■ **TASK ITEM**
In the entries below, how many lines contain the string "Controller"? Respond with the number only.

(Excerpts from an interface dataset)

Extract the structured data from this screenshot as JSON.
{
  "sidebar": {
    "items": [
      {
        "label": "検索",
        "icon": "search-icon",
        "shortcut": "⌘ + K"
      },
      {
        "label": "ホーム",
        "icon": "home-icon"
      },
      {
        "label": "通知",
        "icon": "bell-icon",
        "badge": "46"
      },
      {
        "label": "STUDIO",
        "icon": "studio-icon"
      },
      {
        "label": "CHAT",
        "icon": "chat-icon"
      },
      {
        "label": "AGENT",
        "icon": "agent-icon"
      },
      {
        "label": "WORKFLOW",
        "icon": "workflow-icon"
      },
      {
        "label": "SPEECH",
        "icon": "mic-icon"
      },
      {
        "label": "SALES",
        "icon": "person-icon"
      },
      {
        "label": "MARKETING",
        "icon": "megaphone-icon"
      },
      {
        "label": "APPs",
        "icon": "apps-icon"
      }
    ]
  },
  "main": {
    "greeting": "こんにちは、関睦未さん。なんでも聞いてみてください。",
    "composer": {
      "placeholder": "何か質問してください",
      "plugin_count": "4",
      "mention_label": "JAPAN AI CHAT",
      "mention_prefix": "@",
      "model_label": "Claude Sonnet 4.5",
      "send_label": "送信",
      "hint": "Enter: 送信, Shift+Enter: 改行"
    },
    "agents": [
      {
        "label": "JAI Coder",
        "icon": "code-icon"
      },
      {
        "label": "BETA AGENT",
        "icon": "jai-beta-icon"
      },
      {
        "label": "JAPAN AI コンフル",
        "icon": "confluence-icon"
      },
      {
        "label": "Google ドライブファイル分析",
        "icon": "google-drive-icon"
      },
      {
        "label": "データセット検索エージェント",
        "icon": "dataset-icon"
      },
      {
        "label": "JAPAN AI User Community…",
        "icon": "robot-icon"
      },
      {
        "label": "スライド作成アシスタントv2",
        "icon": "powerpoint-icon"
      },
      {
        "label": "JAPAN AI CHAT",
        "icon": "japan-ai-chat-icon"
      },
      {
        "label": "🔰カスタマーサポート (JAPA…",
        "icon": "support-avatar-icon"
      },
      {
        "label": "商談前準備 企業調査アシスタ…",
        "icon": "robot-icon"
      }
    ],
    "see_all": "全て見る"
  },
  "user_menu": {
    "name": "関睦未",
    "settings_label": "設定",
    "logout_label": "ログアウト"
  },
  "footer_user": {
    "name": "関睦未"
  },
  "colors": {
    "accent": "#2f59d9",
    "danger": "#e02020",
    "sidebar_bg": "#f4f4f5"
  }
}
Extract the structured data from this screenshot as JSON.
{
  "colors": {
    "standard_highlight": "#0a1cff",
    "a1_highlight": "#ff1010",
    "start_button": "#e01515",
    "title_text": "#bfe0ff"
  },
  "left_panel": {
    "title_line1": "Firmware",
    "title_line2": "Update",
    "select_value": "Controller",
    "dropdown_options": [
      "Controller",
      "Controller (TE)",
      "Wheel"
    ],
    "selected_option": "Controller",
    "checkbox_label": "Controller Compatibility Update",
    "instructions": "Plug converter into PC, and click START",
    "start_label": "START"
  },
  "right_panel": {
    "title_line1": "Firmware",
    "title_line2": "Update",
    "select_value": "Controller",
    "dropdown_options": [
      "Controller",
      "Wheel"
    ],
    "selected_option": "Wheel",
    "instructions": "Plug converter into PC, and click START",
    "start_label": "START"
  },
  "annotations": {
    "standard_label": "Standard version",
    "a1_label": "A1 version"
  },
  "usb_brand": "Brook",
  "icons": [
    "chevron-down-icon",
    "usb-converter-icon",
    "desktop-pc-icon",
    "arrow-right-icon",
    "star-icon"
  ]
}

■ **FINISHED EXERCISE**
7